**WHAT IS REQUIRED**
How many of the lines below have the word "description" in them? The answer is that number and nothing more.

**EXERCISE INPUT**
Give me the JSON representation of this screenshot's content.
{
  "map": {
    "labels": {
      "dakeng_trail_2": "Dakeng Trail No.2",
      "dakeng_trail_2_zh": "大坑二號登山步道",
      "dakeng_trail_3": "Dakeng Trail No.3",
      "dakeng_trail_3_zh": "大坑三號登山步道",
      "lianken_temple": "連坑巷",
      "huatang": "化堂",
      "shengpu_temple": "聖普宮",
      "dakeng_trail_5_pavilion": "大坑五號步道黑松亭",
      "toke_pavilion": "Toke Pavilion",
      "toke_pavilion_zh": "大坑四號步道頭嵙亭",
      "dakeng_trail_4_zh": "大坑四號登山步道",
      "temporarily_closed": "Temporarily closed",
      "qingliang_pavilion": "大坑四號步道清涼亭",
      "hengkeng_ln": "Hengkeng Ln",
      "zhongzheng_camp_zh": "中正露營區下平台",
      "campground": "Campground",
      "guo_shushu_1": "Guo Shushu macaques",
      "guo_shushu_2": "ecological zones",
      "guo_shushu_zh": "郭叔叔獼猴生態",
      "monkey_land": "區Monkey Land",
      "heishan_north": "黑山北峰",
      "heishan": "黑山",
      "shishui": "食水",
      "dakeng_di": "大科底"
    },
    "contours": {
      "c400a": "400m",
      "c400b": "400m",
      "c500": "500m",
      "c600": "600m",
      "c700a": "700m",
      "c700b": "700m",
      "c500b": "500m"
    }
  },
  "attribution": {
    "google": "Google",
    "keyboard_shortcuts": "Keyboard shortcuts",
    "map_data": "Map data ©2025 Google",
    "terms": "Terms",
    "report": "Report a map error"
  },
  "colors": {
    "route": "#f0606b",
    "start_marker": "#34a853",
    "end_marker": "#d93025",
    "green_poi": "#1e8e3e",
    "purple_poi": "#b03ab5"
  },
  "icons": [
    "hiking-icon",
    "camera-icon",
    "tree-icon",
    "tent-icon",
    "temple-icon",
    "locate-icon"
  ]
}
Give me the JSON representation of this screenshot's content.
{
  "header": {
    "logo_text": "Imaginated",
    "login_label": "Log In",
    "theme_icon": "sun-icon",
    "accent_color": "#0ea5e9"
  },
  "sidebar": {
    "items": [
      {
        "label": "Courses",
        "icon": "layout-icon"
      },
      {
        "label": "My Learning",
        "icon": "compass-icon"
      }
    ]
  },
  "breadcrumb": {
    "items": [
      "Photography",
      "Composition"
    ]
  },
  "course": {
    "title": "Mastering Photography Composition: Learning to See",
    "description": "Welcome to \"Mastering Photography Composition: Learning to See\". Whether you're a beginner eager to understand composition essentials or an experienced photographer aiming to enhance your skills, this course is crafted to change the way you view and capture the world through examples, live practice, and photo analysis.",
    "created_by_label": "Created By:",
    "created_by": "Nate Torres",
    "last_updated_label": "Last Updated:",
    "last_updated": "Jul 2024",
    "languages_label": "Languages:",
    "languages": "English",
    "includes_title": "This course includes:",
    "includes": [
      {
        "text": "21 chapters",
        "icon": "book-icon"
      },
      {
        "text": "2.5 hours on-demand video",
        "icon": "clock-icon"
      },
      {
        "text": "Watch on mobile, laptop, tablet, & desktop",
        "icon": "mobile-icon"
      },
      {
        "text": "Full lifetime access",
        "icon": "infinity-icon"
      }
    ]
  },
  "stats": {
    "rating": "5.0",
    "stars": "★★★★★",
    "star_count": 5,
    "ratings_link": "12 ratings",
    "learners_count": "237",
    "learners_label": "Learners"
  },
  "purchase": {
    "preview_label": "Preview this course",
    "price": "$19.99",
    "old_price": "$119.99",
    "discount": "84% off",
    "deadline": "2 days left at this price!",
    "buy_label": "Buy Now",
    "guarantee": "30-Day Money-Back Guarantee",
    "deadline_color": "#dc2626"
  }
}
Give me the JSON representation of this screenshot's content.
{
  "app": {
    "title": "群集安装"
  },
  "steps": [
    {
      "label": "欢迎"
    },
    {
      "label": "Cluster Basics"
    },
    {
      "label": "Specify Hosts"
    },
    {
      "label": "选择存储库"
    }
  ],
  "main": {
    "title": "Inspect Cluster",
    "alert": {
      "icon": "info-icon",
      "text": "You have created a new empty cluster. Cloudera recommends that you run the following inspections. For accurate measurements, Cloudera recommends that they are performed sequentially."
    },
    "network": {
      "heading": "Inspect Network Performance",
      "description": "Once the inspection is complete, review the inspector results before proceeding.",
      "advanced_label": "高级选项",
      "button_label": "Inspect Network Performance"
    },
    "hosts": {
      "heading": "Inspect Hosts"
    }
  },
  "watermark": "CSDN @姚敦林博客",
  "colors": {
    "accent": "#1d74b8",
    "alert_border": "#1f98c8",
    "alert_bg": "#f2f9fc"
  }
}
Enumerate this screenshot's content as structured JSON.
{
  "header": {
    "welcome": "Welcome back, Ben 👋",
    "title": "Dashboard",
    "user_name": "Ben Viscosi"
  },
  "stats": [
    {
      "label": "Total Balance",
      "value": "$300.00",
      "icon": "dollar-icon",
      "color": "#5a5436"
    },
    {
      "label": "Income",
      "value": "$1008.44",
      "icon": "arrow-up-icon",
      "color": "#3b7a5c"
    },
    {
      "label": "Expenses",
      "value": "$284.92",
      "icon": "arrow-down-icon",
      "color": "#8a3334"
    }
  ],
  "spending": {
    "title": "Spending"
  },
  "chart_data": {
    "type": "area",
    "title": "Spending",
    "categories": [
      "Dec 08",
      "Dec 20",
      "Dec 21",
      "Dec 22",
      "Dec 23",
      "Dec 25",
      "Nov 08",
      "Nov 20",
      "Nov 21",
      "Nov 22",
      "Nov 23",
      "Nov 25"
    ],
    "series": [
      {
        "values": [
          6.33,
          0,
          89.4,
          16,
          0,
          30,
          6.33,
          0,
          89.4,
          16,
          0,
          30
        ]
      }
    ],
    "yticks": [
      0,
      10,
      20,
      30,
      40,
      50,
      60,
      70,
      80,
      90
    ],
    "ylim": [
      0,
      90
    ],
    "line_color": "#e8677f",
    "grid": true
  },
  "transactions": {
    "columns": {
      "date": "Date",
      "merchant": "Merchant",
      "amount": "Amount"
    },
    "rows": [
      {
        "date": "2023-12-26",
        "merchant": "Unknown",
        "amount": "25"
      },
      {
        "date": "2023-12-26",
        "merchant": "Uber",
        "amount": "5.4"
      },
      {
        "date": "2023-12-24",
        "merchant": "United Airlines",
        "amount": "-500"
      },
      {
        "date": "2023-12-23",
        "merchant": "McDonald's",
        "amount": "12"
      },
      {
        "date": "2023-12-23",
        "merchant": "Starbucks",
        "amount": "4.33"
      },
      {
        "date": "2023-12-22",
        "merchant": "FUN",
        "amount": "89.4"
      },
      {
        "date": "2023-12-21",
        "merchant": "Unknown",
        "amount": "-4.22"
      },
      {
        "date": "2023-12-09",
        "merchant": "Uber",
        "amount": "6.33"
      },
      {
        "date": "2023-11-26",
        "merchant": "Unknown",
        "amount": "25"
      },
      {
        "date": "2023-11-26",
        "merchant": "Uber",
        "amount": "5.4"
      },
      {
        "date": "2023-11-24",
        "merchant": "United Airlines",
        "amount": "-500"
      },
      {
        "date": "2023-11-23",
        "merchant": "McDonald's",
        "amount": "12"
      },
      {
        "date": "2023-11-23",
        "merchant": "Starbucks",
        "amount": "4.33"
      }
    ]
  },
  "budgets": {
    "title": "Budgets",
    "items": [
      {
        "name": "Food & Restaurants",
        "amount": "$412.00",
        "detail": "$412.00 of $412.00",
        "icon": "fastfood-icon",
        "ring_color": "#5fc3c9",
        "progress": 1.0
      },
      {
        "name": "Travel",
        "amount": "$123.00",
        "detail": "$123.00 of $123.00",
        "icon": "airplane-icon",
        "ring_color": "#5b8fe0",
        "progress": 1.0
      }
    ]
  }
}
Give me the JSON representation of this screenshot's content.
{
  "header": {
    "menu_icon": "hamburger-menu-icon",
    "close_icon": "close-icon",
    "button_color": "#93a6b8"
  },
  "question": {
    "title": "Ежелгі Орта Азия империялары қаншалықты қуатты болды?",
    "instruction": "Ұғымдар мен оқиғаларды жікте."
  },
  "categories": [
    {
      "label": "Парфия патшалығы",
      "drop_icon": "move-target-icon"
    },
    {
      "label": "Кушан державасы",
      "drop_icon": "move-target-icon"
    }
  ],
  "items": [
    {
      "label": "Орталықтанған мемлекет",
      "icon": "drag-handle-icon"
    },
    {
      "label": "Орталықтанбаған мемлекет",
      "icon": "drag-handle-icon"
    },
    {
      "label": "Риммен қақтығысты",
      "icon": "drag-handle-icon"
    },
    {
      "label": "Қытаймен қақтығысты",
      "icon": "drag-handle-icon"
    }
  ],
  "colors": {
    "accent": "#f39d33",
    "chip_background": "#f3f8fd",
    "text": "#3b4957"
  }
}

**SOLUTION BELOW**
2